Move over Dick Morris, James Taranto has called dibs on your crystal ball. Here’s JT on Monday:
Anti-Bush partisans are really piling on thick over the purported scandal involving the “outing,” supposedly by White House officials, of Valerie Plame, who may or may not have been a covert CIA operative, and who is married to a critic of the administration named Joe Wilson. Josh Marshall blogged himself into such a frenzy yesterday that he almost matched Glenn Reynolds’s output on a slow day. One random left-wing blogger sums up the tone of the attacks: “Conservatives have a long history in America of resorting to traitorous acts to further their own private agendas.” We’re half-expecting the bestseller lists to feature a book called “Leaks and the Leaking Leakers Who Leak Them.”

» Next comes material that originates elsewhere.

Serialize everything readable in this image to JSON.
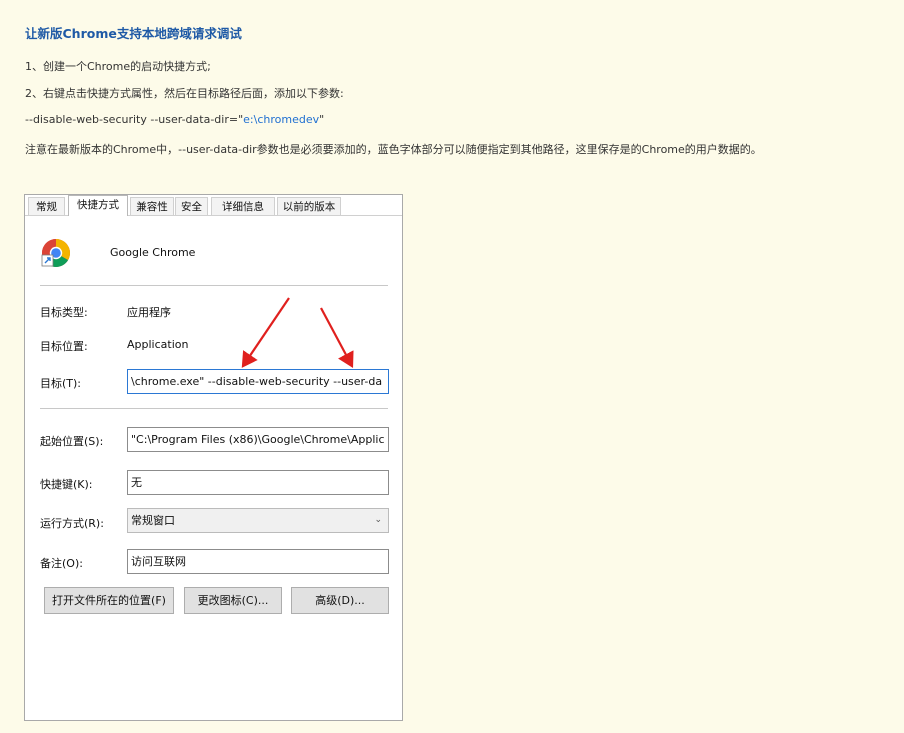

In order to violate the law, in other words, one must disclose a genuine secret. Was Plame’s association with the CIA a secret? As we said yesterday, the CIA’s blasÃ© attitude toward Novak’s inquiries suggests not. Bolstering that inference, Clifford May writes in National Review Online that Plame’s CIA connection “wasn’t news to me. I had been told that–but not by anyone working in the White House. Rather, I learned it from someone who formerly worked in the government and he mentioned it in an offhand manner, leading me to infer it was something that insiders were well aware of.”
The Justice Department has now undertaken an investigation of the matter, the Associated Press reports, so eventually things will become much clearer. Don’t be surprised, though, if this purported scandal ends up amounting to nothing.
Then again, sometimes nothing turns out to be something:
Nearly seven in 10 Americans believe a special prosecutor should be named to investigate allegations that Bush administration officials illegally leaked the name of an undercover CIA agent, according to a Washington Post/ABC News poll released yesterday.
The poll, taken after the Justice Department announced that it had opened a criminal probe into the matter, pointed to several troubling signs for the White House as Bush aides decide how to contain the damage. The survey found that 81 percent of Americans considered the matter serious, while 72 percent thought it likely that someone in the White House leaked the agent’s name.
Confronted with little public support for the White House view that the investigation should be handled by the Justice Department, Bush aides began yesterday to adjust their response to the expanding probe. They reined in earlier, broad portrayals of innocence in favor of more technical arguments that it is possible the disclosure was made without knowledge that a covert operative was being exposed and therefore might not have been a crime.
Good thing that the NY Times isn’t paying attention. Oh, wait:
The Bush administration pursued a two-track political strategy on Wednesday to minimize the damage from the criminal investigation into the disclosure of a C.I.A. officer’s identity.
The White House encouraged Republicans to portray the former diplomat at the center of the case, Joseph C. Wilson IV, as a partisan Democrat with an agenda and the Democratic Party as scandalmongering. At the same time, the administration and the Republican leadership on Capitol Hill worked to ensure that no Republicans in Congress break ranks and call for an independent inquiry outside the direct control of the Justice Department.
“It’s slime and defend,” said one Republican aide on Capitol Hill, describing the White House’s effort to raise questions about Mr. Wilson’s motivations and its simultaneous effort to shore up support in the Republican ranks.
Nice call there, Jimbo.